And when it came to pass that were parted from them and had set sail, we came with a straight course unto Cos, and the next day unto Rhodes, and from thence unto Patara:
and having found a ship crossing over unto Phoenicia, we went aboard, and set sail.
And when we had come in sight of Cyprus, leaving it on the left hand, we sailed unto Syria, and landed at Tyre; for there the ship was to unlade her burden.
And having found the disciples, we tarried there seven days: and these said to Paul through the Spirit, that he should not set foot in Jerusalem.
And when it came to pass that we had accomplished the days, we departed and went on our journey; and they all, with wives and children, brought us on our way till we were out of the city: and kneeling down on the beach, we prayed, and bade each other farewell;
and we went on board the ship, but they returned home again.

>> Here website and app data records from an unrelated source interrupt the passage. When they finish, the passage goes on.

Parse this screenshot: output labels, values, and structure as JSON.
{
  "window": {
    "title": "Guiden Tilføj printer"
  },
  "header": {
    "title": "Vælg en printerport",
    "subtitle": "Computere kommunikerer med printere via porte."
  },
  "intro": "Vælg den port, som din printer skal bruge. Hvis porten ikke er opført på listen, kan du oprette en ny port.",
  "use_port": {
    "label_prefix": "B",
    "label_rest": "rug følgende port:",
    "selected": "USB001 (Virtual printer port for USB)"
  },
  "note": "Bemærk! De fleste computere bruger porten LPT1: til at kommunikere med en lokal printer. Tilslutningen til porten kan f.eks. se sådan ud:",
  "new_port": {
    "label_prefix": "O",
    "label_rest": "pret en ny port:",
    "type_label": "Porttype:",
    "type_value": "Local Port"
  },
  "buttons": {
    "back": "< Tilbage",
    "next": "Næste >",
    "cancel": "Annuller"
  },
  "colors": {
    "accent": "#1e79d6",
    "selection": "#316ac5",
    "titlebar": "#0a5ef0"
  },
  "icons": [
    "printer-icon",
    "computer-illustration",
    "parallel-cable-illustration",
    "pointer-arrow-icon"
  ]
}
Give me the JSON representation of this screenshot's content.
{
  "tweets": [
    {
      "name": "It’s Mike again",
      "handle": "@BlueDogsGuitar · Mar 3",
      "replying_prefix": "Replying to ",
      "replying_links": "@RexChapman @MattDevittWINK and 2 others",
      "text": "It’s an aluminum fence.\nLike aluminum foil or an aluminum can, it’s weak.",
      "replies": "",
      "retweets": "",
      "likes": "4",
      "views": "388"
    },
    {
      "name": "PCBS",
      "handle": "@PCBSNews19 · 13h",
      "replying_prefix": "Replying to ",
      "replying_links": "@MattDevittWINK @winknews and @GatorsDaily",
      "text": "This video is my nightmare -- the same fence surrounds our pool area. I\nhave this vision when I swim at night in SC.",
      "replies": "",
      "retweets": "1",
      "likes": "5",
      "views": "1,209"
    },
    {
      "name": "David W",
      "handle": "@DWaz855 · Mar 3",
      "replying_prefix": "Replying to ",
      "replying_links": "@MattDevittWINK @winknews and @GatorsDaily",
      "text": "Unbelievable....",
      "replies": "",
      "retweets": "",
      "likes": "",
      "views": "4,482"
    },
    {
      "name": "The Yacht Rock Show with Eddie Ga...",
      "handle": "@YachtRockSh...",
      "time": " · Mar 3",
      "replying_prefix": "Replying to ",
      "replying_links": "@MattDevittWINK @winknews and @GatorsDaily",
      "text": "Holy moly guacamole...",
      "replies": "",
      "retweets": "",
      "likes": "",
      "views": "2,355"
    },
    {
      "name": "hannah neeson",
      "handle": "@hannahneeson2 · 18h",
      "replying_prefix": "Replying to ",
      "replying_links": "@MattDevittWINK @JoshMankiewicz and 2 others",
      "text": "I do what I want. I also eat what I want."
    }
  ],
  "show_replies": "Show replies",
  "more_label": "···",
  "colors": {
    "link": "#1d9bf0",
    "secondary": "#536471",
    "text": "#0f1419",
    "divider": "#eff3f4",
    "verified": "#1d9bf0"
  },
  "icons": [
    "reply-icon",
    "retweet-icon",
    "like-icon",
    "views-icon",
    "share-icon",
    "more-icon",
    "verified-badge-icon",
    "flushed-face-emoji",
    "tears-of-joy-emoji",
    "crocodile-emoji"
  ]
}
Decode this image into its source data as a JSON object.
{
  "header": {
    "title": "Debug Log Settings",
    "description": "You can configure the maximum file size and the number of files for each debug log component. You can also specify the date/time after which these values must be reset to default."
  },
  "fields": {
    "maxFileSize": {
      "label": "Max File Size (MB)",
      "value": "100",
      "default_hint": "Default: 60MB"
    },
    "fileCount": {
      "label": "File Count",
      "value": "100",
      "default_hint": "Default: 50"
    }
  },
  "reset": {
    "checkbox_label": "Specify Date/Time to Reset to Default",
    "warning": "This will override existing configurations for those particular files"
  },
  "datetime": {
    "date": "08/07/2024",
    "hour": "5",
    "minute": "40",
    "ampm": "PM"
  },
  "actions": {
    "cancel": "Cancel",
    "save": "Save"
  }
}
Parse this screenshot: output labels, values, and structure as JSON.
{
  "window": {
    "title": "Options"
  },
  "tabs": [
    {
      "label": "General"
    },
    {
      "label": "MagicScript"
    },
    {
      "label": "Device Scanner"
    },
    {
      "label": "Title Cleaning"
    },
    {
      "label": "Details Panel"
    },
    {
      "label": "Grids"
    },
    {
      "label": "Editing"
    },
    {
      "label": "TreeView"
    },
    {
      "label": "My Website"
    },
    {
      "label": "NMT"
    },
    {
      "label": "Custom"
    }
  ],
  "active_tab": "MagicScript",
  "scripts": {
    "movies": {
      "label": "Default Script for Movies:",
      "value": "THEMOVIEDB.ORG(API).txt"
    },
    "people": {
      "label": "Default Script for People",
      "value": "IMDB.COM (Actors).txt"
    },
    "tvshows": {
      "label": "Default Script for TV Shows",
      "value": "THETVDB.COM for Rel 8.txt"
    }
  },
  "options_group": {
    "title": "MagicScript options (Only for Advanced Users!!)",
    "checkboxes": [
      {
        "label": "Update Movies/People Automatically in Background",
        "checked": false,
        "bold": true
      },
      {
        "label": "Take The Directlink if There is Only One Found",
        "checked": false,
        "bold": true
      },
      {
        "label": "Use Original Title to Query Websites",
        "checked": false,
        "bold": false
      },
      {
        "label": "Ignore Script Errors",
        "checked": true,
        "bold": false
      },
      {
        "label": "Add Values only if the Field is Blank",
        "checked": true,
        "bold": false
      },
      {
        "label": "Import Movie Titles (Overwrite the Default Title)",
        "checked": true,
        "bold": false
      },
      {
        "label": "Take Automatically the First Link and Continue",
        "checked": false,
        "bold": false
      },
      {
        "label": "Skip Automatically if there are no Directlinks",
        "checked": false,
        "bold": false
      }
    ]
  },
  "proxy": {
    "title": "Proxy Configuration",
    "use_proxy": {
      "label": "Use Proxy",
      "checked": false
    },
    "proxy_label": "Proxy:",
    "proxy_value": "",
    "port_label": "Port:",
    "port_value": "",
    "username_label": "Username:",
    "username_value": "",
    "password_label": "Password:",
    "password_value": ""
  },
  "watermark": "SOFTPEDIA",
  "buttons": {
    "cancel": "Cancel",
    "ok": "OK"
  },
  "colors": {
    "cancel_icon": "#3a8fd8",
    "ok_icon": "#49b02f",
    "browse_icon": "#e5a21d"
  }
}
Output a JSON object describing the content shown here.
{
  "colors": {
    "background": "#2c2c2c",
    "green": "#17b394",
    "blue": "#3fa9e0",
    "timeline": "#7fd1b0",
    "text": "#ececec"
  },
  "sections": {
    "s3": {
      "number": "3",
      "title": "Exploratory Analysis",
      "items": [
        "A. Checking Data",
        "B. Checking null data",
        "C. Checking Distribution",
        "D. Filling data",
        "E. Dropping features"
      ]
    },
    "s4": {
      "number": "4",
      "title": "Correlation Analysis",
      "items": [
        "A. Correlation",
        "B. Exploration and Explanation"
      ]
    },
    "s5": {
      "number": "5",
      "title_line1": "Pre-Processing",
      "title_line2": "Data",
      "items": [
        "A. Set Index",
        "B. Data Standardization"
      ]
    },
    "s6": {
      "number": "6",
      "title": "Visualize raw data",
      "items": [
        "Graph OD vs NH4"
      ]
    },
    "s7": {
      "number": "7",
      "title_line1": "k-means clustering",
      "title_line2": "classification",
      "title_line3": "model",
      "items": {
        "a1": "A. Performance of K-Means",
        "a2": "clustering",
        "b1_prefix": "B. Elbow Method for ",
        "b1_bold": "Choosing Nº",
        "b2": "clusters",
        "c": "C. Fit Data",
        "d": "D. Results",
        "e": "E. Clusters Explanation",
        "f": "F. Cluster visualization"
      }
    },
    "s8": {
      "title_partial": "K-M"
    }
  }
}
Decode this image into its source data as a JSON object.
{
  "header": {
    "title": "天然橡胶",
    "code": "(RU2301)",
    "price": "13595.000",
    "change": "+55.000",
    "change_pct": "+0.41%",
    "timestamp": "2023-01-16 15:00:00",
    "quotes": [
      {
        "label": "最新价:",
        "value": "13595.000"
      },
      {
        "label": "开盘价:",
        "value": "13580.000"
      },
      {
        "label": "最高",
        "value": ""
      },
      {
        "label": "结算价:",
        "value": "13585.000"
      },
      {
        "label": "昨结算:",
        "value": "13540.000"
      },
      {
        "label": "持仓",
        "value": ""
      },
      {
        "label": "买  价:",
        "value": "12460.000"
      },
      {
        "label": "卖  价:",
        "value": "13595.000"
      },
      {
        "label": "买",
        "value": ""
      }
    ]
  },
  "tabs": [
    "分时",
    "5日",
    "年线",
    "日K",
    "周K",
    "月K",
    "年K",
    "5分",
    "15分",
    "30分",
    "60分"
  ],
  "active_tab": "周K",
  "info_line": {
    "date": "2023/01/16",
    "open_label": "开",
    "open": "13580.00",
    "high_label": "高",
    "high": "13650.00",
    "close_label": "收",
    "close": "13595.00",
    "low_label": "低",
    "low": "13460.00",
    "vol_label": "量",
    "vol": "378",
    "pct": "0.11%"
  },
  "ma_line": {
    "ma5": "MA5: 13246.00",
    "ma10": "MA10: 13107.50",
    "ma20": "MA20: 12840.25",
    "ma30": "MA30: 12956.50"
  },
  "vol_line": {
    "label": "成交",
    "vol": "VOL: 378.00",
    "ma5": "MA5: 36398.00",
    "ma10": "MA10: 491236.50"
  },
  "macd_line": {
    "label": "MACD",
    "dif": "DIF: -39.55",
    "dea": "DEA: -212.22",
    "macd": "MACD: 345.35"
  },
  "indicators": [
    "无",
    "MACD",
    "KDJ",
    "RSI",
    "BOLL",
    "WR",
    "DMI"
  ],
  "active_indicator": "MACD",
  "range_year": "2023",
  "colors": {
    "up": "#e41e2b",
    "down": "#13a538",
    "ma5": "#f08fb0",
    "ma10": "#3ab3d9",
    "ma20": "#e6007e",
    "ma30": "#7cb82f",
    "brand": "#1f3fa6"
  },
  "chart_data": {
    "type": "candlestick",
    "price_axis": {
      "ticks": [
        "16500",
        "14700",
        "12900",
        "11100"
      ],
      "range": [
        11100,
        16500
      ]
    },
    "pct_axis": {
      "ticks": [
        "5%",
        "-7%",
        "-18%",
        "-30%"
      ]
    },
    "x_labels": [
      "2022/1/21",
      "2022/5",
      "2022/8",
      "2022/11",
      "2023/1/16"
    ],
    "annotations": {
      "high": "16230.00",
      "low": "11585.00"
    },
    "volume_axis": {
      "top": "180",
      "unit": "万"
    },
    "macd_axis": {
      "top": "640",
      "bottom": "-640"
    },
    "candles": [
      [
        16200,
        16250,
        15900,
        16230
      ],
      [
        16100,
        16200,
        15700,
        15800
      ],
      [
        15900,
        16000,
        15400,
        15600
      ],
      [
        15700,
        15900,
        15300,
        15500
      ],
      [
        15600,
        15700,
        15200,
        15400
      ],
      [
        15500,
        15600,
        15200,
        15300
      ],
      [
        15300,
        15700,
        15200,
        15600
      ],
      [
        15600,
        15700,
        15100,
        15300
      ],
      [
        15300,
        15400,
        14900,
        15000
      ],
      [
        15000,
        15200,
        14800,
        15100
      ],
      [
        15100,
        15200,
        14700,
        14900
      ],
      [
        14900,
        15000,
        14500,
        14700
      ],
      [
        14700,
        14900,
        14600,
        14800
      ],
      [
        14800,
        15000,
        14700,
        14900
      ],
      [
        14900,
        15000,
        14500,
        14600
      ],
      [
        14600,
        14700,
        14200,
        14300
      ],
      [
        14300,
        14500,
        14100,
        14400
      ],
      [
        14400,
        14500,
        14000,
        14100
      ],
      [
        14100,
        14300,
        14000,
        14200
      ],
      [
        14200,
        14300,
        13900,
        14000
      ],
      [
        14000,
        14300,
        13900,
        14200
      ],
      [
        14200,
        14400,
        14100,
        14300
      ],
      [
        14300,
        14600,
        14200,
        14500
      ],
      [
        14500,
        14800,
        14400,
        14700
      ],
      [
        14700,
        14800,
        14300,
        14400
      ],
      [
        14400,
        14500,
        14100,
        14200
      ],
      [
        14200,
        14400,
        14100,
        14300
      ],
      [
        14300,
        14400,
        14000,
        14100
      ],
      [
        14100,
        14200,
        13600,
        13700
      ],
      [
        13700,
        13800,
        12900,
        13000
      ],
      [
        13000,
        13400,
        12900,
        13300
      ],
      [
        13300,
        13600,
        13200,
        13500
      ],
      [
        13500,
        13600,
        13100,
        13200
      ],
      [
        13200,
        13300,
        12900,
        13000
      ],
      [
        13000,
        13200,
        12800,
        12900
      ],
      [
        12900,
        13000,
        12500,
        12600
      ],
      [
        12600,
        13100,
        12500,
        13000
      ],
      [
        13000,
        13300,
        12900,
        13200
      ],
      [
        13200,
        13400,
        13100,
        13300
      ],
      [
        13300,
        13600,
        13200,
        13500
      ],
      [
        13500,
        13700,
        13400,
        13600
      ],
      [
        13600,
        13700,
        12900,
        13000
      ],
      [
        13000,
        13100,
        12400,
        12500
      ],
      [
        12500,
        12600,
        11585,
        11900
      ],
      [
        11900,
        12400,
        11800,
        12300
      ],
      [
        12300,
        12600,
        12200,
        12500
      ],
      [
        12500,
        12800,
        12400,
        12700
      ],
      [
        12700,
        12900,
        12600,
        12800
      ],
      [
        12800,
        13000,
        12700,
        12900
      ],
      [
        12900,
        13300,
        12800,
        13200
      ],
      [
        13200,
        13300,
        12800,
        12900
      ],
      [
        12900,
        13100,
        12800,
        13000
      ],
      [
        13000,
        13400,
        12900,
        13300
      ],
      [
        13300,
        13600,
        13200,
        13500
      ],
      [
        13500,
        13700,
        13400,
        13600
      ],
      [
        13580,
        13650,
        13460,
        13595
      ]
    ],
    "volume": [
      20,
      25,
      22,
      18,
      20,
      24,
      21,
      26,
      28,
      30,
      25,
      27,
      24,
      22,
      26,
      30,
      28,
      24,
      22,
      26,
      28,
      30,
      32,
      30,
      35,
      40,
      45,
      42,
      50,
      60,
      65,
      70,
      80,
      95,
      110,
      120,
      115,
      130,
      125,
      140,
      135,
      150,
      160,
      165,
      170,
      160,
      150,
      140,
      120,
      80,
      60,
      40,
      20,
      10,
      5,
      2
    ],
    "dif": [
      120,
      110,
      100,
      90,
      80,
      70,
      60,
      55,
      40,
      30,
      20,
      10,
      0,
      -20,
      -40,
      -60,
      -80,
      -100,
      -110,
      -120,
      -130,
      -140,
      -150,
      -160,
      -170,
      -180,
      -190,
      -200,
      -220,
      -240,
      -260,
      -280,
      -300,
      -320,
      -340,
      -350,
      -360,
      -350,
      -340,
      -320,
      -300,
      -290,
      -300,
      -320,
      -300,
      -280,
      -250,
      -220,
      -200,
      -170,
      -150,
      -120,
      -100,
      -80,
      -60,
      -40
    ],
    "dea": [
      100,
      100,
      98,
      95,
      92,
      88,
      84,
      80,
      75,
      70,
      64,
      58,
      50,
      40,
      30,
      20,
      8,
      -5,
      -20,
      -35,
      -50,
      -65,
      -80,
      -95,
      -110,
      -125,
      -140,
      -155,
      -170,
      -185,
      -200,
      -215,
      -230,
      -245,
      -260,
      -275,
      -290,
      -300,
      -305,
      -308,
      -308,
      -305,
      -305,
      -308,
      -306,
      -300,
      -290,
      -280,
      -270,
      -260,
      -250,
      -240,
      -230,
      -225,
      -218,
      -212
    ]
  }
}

And when we had finished the voyage from Tyre, we arrived at Ptolemais; and we saluted the brethren, and abode with them one day.
And on the morrow we departed, and came unto Caesarea: and entering into the house of Philip the evangelist, who was one of the seven, we abode with him.
Now this man had four virgin daughters, who prophesied.
And as we tarried there some days, there came down from Judaea a certain prophet, named Agabus.
And coming to us, and taking Paul’s girdle, he bound his own feet and hands, and said, Thus saith the Holy Spirit, So shall the Jews at Jerusalem bind the man that owneth this girdle, and shall deliver him into the hands of the Gentiles.
And when we heard these things, both we and they of that place besought him not to go up to Jerusalem.
Then Paul answered, What do ye, weeping and breaking my heart? for I am ready not to be bound only, but also to die at Jerusalem for the name of the Lord Jesus.
And when he would not be persuaded, we ceased, saying, The will of the Lord be done.
And after these days we took up our baggage and went up to Jerusalem.
And there went with us also [certain] of the disciples from Caesarea, bringing [with them] one Mnason of Cyprus, an early disciple, with whom we should lodge.
And when we were come to Jerusalem, the brethren received us gladly.
And the day following Paul went in with us unto James; and all the elders were present.
And when he had saluted them, he rehearsed one by one the things which God had wrought among the Gentiles through his ministry.
And they, when they heard it, glorified God; and they said unto him, Thou seest, brother, how many thousands there are among the Jews of them that have believed; and they are all zealous for the law:
and they have been informed concerning thee, that thou teachest all the Jews who are among the Gentiles to forsake Moses, telling them not to circumcise their children neither to walk after the customs.
What is it therefore? They will certainly hear that thou art come.
Do therefore this that we say to thee: We have four men that have a vow on them;
these take, and purify thyself with them, and be at charges for them, that they may shave their heads: and all shall know that there is no truth in the things whereof they have been informed concerning thee; but that thou thyself also walkest orderly, keeping the law.
But as touching the Gentiles that have believed, we wrote, giving judgment that they should keep themselves from things sacrificed to idols, and from blood, and from what is strangled, and from fornication.
Then Paul took the men, and the next day purifying himself with them went into the temple, declaring the fulfilment of the days of purification, until the offering was offered for every one of them.
And when the seven days were almost completed, the Jews from Asia, when they saw him in the temple, stirred up all the multitude and laid hands on him,
crying out, Men of Israel, help: This is the man that teacheth all men everywhere against the people, and the law, and this place; and moreover he brought Greeks also into the temple, and hath defiled this holy place.
For they had before seen with him in the city Trophimus the Ephesian, whom they supposed that Paul had brought into the temple.
And all the city was moved, and the people ran together; and they laid hold on Paul, and dragged him out of the temple: and straightway the doors were shut.
And as they were seeking to kill him, tidings came up to the chief captain of the band, that all Jerusalem was in confusion.
And forthwith he took soldiers and centurions, and ran down upon them: and they, when they saw the chief captain and the soldiers, left off beating Paul.
Then the chief captain came near, and laid hold on him, and commanded him to be bound with two chains; and inquired who he was, and what he had done.
And some shouted one thing, some another, among the crowd: and when he could not know the certainty for the uproar, he commanded him to be brought into the castle.
And when he came upon the stairs, so it was that he was borne of the soldiers for the violence of the crowd;
for the multitude of the people followed after, crying out, Away with him.
And as Paul was about to be brought into the castle, he saith unto the chief captain, May I say something unto thee? And he said, Dost thou know Greek?
Art thou not then the Egyptian, who before these days stirred up to sedition and led out into the wilderness the four thousand men of the Assassins?
But Paul said, I am a Jew, of Tarsus in Cilicia, a citizen of no mean city: and I beseech thee, give me leave to speak unto the people.
And when he had given him leave, Paul, standing on the stairs, beckoned with the hand unto the people; and when there was made a great silence, he spake unto them in the Hebrew language, saying,